Multiple Computer Science Projects by Ricson Cheng
I attended SR from 2012 to 2015. In the Fall of 2015, I entered the Carnegie Mellon University with major in Computer Science.
GPS Multiagent Robotics Project. (Spring of 2015)
I have chosen to use a NXT controller for this project because my interest is in the focus of
software development. In order not to be bogged by any mechanical or electronic issue, Mindstorms/NXT is
a natural choice.
The NXT controller is connected to a bluetooth enabled GPS receiver and compass in order to navigate.
This project was broken into the following two phases:
 Navigate from the source to the target along a predetermined series of waypoints.
 Locate another NXT which is broadcasting its
position with Zigbee module called Xbee.
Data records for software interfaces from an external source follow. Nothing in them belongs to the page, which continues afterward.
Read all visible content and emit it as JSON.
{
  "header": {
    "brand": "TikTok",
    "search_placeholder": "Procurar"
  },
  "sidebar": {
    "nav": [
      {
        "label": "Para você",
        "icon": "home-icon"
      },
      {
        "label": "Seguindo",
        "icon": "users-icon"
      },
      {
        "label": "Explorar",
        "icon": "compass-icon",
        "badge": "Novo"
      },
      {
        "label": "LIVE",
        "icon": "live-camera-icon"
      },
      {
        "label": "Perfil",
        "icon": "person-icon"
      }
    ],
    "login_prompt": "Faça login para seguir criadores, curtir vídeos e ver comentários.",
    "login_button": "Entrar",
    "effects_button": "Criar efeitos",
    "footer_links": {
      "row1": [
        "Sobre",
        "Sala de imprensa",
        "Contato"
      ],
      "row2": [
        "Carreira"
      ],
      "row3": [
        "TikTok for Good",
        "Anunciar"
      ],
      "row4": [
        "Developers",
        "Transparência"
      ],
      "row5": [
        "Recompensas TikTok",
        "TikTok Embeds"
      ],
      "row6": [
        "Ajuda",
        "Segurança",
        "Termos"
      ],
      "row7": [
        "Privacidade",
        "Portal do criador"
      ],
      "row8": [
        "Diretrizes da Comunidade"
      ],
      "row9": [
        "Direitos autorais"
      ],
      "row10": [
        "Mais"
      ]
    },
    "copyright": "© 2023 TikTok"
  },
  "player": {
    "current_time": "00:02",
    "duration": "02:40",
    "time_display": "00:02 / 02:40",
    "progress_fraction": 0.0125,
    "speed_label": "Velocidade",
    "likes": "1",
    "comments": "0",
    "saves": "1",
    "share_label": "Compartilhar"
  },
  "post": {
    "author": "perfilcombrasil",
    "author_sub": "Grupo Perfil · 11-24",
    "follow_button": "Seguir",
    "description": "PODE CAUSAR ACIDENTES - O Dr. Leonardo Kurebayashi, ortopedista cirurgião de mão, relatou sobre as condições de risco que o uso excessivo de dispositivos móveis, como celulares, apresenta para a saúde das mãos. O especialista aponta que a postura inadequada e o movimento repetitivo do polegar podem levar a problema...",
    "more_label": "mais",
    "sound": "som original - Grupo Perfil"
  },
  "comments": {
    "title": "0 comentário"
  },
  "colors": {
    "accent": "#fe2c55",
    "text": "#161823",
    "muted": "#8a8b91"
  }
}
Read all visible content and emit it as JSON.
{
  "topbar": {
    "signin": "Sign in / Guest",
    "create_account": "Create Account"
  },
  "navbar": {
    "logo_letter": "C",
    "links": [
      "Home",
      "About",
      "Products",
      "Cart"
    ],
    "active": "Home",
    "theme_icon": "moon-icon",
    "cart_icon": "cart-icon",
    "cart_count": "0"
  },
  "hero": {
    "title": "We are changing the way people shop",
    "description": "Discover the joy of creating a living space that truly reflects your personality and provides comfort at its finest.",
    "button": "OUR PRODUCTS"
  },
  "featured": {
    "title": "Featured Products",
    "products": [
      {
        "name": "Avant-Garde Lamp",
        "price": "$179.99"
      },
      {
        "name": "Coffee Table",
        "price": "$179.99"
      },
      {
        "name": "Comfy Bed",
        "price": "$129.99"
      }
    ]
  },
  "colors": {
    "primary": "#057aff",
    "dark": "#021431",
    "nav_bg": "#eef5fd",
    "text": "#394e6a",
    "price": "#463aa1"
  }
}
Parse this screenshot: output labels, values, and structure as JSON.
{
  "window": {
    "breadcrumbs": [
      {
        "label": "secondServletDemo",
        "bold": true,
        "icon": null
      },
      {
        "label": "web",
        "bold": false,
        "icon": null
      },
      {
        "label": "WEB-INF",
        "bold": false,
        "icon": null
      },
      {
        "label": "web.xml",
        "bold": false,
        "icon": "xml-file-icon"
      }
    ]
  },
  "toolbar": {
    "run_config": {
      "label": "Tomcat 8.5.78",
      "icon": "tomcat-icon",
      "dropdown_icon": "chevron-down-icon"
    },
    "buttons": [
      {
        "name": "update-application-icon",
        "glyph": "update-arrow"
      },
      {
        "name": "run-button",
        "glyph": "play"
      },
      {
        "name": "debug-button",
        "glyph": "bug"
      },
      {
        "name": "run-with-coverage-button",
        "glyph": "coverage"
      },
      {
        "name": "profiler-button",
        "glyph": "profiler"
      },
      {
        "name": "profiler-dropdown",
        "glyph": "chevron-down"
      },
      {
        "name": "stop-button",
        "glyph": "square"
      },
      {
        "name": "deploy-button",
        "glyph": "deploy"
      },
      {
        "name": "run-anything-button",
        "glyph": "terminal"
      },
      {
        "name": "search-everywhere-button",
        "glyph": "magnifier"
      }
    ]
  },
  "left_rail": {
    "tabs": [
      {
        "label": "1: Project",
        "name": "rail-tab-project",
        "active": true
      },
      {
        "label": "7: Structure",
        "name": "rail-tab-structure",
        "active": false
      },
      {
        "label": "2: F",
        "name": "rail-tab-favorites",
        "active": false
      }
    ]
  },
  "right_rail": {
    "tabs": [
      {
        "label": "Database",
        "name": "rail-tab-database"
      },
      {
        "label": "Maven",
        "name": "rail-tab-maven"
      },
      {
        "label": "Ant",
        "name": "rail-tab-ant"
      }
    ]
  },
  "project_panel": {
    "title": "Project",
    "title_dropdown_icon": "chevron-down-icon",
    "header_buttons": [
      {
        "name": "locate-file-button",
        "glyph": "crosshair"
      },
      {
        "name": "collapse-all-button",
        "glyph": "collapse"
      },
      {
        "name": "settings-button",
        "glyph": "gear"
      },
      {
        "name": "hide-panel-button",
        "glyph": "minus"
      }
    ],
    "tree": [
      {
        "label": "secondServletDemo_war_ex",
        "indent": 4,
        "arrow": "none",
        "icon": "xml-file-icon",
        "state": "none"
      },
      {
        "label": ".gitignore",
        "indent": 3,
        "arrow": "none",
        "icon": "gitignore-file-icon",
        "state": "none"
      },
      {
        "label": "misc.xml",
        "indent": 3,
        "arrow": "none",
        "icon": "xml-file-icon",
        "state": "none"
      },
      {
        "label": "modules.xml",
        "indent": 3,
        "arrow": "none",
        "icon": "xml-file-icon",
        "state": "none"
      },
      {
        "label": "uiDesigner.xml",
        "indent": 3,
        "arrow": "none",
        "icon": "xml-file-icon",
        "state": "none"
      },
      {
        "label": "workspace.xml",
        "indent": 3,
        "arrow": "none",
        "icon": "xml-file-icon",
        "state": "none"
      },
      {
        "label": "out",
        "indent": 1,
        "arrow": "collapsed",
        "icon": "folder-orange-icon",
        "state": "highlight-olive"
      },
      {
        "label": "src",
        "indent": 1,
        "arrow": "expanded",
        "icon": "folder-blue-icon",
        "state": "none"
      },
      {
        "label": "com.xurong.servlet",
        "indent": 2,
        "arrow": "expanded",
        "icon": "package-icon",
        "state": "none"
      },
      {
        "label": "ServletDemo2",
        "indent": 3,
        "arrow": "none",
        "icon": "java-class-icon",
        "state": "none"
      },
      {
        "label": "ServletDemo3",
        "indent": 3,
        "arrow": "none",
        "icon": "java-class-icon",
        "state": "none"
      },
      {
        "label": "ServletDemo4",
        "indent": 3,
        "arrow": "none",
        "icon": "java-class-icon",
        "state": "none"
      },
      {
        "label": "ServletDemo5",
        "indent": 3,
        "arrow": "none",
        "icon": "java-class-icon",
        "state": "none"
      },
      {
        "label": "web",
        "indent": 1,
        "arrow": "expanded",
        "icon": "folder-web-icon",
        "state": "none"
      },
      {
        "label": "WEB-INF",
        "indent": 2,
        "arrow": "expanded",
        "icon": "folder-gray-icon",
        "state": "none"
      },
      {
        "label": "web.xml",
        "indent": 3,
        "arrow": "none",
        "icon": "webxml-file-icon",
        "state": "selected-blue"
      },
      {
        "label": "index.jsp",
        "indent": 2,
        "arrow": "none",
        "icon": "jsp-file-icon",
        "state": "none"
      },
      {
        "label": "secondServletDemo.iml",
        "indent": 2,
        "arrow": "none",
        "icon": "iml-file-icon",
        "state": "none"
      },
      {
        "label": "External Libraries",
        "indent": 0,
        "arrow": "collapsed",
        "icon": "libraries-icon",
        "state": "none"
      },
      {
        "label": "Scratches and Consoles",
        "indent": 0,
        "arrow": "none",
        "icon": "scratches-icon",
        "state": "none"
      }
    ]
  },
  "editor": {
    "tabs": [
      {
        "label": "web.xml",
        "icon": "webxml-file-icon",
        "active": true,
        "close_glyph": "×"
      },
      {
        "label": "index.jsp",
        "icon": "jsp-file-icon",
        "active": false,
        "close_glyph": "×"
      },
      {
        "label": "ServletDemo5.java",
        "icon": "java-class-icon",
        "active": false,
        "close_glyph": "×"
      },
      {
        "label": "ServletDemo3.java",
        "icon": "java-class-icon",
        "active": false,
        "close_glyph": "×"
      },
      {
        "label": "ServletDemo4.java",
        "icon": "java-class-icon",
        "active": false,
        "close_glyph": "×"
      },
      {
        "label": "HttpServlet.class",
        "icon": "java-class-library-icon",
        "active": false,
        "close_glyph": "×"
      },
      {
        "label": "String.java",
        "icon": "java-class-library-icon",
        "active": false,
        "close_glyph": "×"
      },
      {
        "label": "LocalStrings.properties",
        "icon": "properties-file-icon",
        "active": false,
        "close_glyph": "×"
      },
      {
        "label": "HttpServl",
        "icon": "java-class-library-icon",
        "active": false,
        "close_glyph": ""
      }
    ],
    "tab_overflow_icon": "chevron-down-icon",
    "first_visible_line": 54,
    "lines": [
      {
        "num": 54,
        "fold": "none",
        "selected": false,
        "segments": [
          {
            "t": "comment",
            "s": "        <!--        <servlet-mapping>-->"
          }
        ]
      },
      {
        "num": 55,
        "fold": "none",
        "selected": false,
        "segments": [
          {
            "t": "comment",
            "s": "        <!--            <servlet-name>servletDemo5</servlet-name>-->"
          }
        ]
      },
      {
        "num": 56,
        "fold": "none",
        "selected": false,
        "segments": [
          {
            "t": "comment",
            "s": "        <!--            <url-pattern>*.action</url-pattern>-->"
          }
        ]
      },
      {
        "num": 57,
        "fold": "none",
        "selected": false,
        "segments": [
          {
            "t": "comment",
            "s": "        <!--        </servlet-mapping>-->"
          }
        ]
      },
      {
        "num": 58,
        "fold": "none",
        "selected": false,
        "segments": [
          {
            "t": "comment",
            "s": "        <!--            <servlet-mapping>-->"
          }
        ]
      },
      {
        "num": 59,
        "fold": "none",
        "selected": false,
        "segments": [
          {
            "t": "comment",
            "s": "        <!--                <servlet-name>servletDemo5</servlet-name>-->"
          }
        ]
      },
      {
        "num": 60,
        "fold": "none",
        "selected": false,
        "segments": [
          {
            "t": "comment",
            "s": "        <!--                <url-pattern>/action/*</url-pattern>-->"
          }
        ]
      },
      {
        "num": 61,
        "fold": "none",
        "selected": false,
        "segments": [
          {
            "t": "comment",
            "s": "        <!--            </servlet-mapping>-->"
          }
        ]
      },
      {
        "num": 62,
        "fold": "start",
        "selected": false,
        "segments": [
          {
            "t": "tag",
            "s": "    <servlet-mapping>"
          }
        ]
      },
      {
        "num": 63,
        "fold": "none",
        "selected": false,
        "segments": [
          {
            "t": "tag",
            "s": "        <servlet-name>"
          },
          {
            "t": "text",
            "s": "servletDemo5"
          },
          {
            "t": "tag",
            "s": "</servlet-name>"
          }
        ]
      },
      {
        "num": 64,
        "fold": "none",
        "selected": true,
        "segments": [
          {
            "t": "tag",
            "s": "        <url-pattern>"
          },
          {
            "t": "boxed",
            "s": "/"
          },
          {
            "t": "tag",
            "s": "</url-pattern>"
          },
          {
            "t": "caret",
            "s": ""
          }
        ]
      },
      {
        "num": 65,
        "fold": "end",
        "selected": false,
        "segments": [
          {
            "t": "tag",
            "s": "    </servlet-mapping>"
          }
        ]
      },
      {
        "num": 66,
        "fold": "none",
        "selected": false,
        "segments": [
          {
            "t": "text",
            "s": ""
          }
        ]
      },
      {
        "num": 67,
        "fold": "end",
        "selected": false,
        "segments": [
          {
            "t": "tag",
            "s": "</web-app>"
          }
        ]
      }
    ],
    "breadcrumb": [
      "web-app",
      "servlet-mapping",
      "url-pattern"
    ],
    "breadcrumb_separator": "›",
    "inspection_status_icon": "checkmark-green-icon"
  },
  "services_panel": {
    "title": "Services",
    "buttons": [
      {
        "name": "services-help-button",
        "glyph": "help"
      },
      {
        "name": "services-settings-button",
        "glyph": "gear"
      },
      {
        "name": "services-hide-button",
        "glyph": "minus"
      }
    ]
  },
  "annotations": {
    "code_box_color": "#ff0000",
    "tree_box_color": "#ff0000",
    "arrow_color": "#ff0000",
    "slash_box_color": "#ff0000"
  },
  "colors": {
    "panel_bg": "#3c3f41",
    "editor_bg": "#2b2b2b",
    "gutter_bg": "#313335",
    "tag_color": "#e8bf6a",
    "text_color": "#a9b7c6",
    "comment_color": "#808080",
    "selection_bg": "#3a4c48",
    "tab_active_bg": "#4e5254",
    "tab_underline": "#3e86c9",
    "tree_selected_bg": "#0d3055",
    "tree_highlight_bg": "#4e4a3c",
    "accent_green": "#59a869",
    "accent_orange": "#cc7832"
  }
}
The
NXT may be stationary or moving.
In order to successfully accomplish these tasks, GPS data must
be checked for integrity. In addition, positional data is also
transformed from latitudelongitude form to a local cartesian
grid on which localization of all points can be done with
triangulation.
View the highlevel System Diagram.
Segmented Sieve of Eratosthenes. (2014)
 The Eratosthenes' Sieve algorithm stores an array to represent the
primality of each integer. My project performs
optimization via the following methods:
 Reusing a smaller array to represent segments of the numbers to be sieved reduces memory.
 Excluding even numbers except 2. Thus, the first item in the array
represents 3, the second, 5 and the third, 7, etc. This
reduces memory by a half.
 The primality of
each integer is stored as a single bit. Each byte is composed of eight bits. Typically, an integer takes 4 bytes, or 32 bits, and a char,
1 byte, or 8 bits. By storing a boolean value in each bit of an integer, we can use one integer to store
whether 32 integers are prime or not prime.
 In order to handle large N, it may be impossible
to fit the entire array into memory. My segmented sieve allows for this.
In the segmented sieve algorithm, the array of primes that serve as the sieve are created with the traditional sieve.
Another integer array is created; this is used to represent each segment. Finally, since the prime 3 will sieve out
elements 1, 4, 7, ... in the array [1, 3, 5, 7, 9, 11 … ] but the elements 2, 5, 8, ...
in the array [101, 103, 105, 107, 109, 111 ... ], a third array is required to store the position
of the first multiple of a given prime in the segment.
Read about my paper.
Quicksort with Tripartite Partitioning. (2013)
This implementation of quicksort avoids many common worst case sorting scenarios with a number of optimizations.
Quicksort traditionally allocates numbers less than or equal to the pivot to left and numbers greater than the
pivot to the right side of the array.
When numbers appear many times in the array to be sorted, this becomes
inefficient because the partitions are lopsided. The partitioning method implemented in the code assigns values
equal to the pivot on the leftmost and rightmost sides of the array in order to keep the partitions balanced.
The recur0sive nature of quicksort also lends itself to parallel processsing. Each sorted partition of the array
is recursively sorted with OpenMP. Each subproblem is distributed to a separate processor until a certain number
of processes have been assigned. After that point, any additional process decreases performance by introducing
more overhead.
Further optimization is achieved by using both a random and a median of medians selection
algorithm for the pivot, depending on the size of the input array. Although the medianofmedians algorithm
guarentees a pivot between the 30th percentile and the 70th percentile, it is much slower and is only used for
large inputs.
When sorting a small input, or a small subproblem of a bigger input, the sorting function reverts to
insertion sort instead of recursively calling iteslf in order to increase performance.
Click here to view a performance test result.